Newscast for Friday, November 16, 2012
- Year: 2012
- Length: 29:10 minutes (26.7 MB)
- Format: MP3 Mono 44kHz 128Kbps (CBR)
Israeli air strikes on Gaza and rocket fire into Israel continue for the third day in a row and many are concerned about troops being sent into the Occupied Territory. Israel approved an expansion of the draft to 75,000 troops, and one general, addressing soldiers, said they were “on the eve of a possible ground operation.” Armed factions in Gaza launched a rocket that landed in an open area south of Jerusalem, reportedly the first such incident in more than three decades. As of this afternoon, 28 Palestinians had been killed, including children and babies. Hamas rocket fire killed three Israeli civilians on Thursday. At least 200 Gazans have been wounded. And according to Ha-aretz, the Israeli military has hit more than 500 targets in Gaza. Photos of the attacks show plumes of smoke rising high in the air and charred, demolished buildings. One of the buildings hit this week was the home of a Gazan family. That strike killed an 11-month-old baby and a recently married sister-in-law. FSRN's Rami Almeghari visited the grieved family and filed this report.
In Washington, some elected officials are expressing strong support for Israel’s air strikes on Gaza. The President, State Department and Democratic Leader Nancy Pelosi all say Israel’s current use of aircraft and drones — paid for by US tax dollars — is justified self-defense. But others, including progressive lawmakers and international law experts, say the US response is undermining peace in the region. And as human rights groups investigate the US targeted killing program, they say it sets a dangerous precedent for other countries, including Israel. On Capitol Hill, FSRN’s Alice Ollstein has more.
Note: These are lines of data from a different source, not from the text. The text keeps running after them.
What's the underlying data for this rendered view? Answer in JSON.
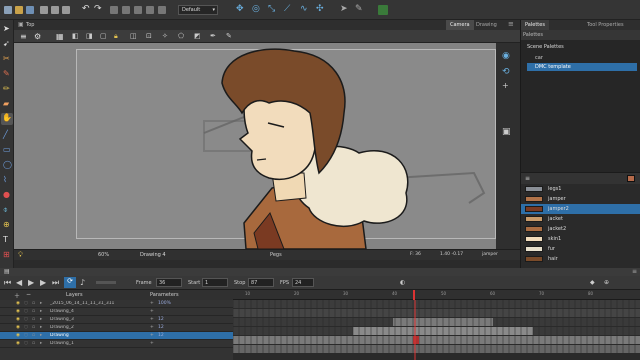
{
  "toolbar": {
    "preset": "Default"
  },
  "view": {
    "title": "Top",
    "tabs": [
      "Camera",
      "Drawing"
    ],
    "status": {
      "zoom": "60%",
      "drawing": "Drawing 4",
      "mode": "Pegs",
      "frame_readout": "F: 36",
      "coords": "1.40 -0.17",
      "palette": "jamper"
    }
  },
  "right_panel": {
    "tabs": [
      "Palettes",
      "Tool Properties"
    ],
    "palettes_header": "Palettes",
    "scene_palettes_label": "Scene Palettes",
    "palettes": [
      {
        "name": "car",
        "selected": false
      },
      {
        "name": "DMC template",
        "selected": true
      }
    ],
    "swatches": [
      {
        "name": "legs1",
        "color": "#8a8f96",
        "selected": false
      },
      {
        "name": "jamper",
        "color": "#b2744a",
        "selected": false
      },
      {
        "name": "jamper2",
        "color": "#7a3a22",
        "selected": true
      },
      {
        "name": "jacket",
        "color": "#c99b6a",
        "selected": false
      },
      {
        "name": "jacket2",
        "color": "#a96c42",
        "selected": false
      },
      {
        "name": "skin1",
        "color": "#f2dcbc",
        "selected": false
      },
      {
        "name": "fur",
        "color": "#e9e1cd",
        "selected": false
      },
      {
        "name": "hair",
        "color": "#7a4b2a",
        "selected": false
      }
    ]
  },
  "timeline": {
    "frame_label": "Frame",
    "frame_value": "36",
    "start_label": "Start",
    "start_value": "1",
    "stop_label": "Stop",
    "stop_value": "87",
    "fps_label": "FPS",
    "fps_value": "24",
    "layers_header": "Layers",
    "parameters_header": "Parameters",
    "ruler": [
      "10",
      "20",
      "30",
      "40",
      "50",
      "60",
      "70",
      "80"
    ],
    "layers": [
      {
        "name": "_2015_06_14_11_11_31_311",
        "param": "100%",
        "selected": false
      },
      {
        "name": "Drawing_4",
        "param": "",
        "selected": false
      },
      {
        "name": "Drawing_3",
        "param": "12",
        "selected": false
      },
      {
        "name": "Drawing_2",
        "param": "12",
        "selected": false
      },
      {
        "name": "Drawing",
        "param": "12",
        "selected": true
      },
      {
        "name": "Drawing_1",
        "param": "",
        "selected": false
      }
    ]
  },
  "colors": {
    "accent": "#2e6fa8",
    "stage": "#838383"
  }
}
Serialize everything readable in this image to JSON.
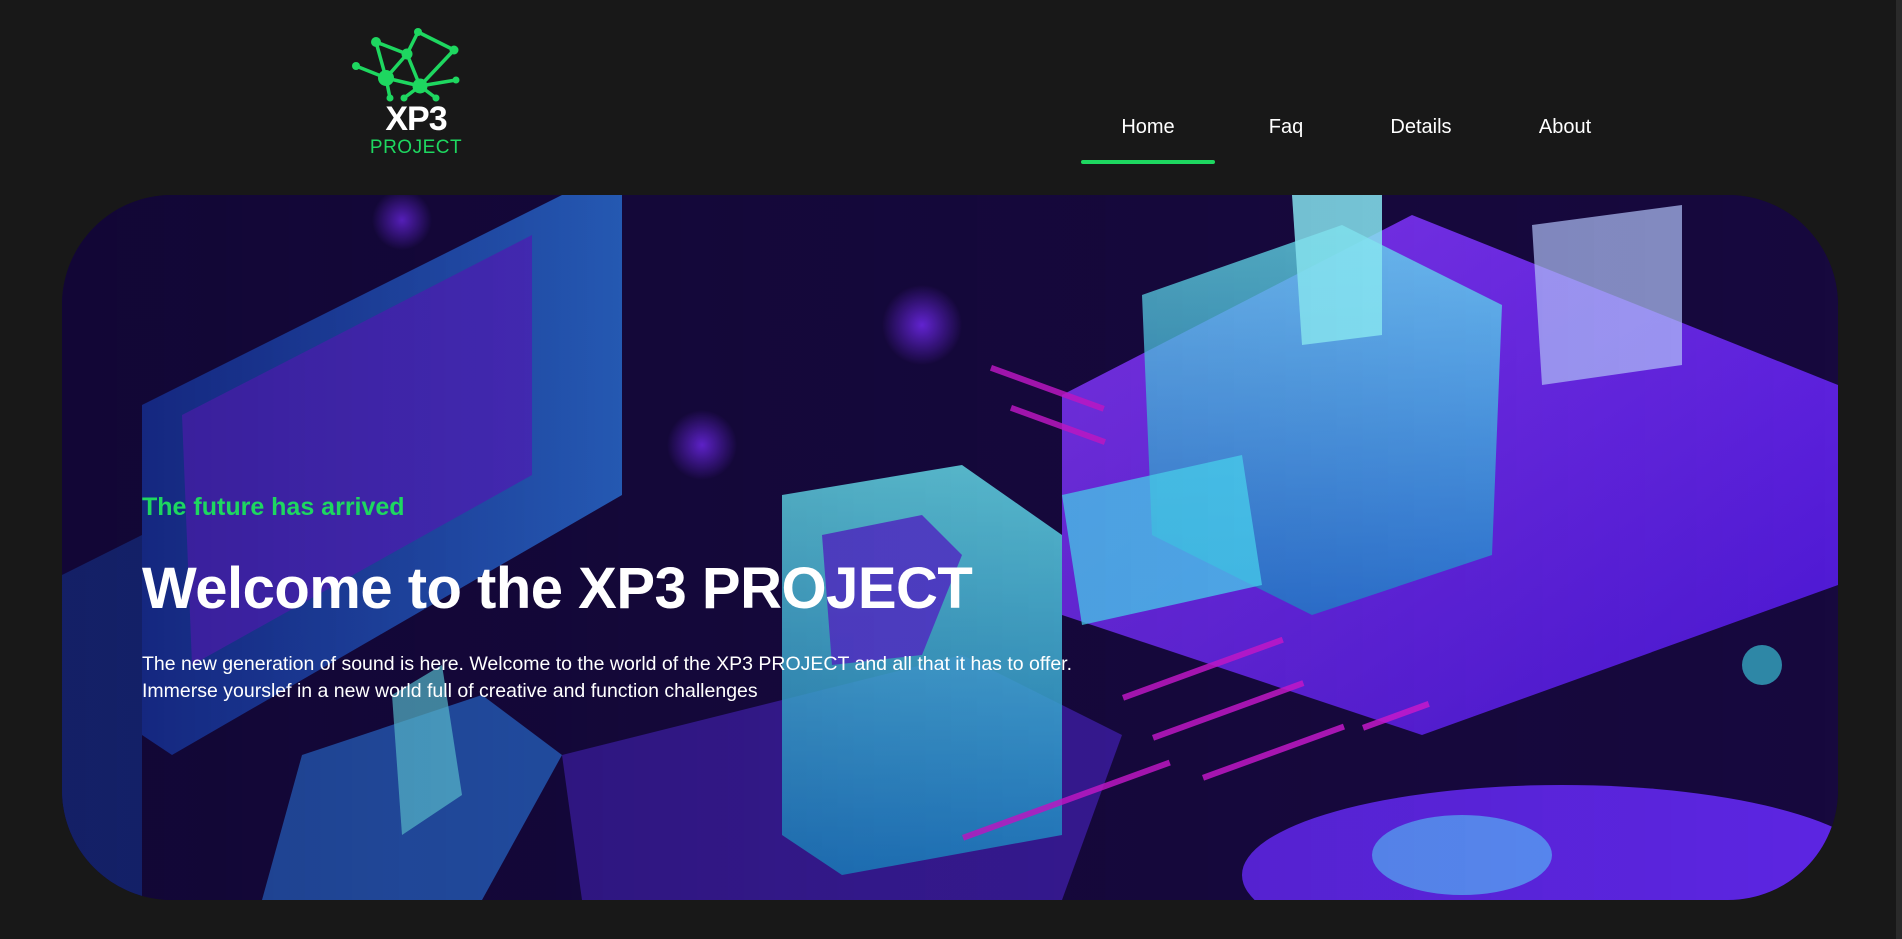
{
  "brand": {
    "name": "XP3",
    "subtitle": "PROJECT",
    "accent_color": "#1ed760",
    "logo_icon": "network-nodes-icon"
  },
  "nav": {
    "items": [
      {
        "label": "Home",
        "active": true
      },
      {
        "label": "Faq",
        "active": false
      },
      {
        "label": "Details",
        "active": false
      },
      {
        "label": "About",
        "active": false
      }
    ]
  },
  "hero": {
    "tagline": "The future has arrived",
    "title": "Welcome to the XP3 PROJECT",
    "description_lines": [
      "The new generation of sound is here. Welcome to the world of the XP3 PROJECT and all that it has to offer.",
      "Immerse yourslef in a new world full of creative and function challenges"
    ],
    "background_colors": [
      "#15093a",
      "#6a2bff",
      "#3fe0f0",
      "#d21bd6"
    ]
  }
}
Since Wednesday, both Israel and Hamas have been using social media in an online propaganda war to rally support for their attacks. Within minutes of the assassination of Hamas military leader, Ahmed al-Jabari, the Israeli military posted to Twitter that they had killed him. Shortly after, they distributed a video of the air strike on al-Jabari’s vehicle. The social media war has continued, with aggressive images, graphics and text posted to multiple platforms. To discuss this new use of social media and its impacts, we spoke with Noah Schactman, contributing editor at Wired magazine’s national security blog, "Danger Room." He's reported from Afghanistan, Israel and Iraq.
In Mexico, cases of missing and disappeared persons have reached crisis levels. During the administration of President Felipe Calderon, who assumed office in 2006, thousands of Mexicans have vanished without a trace and some families are trying to make sure the issue isn't lost in the upcoming presidential transition. Shannon Young reports.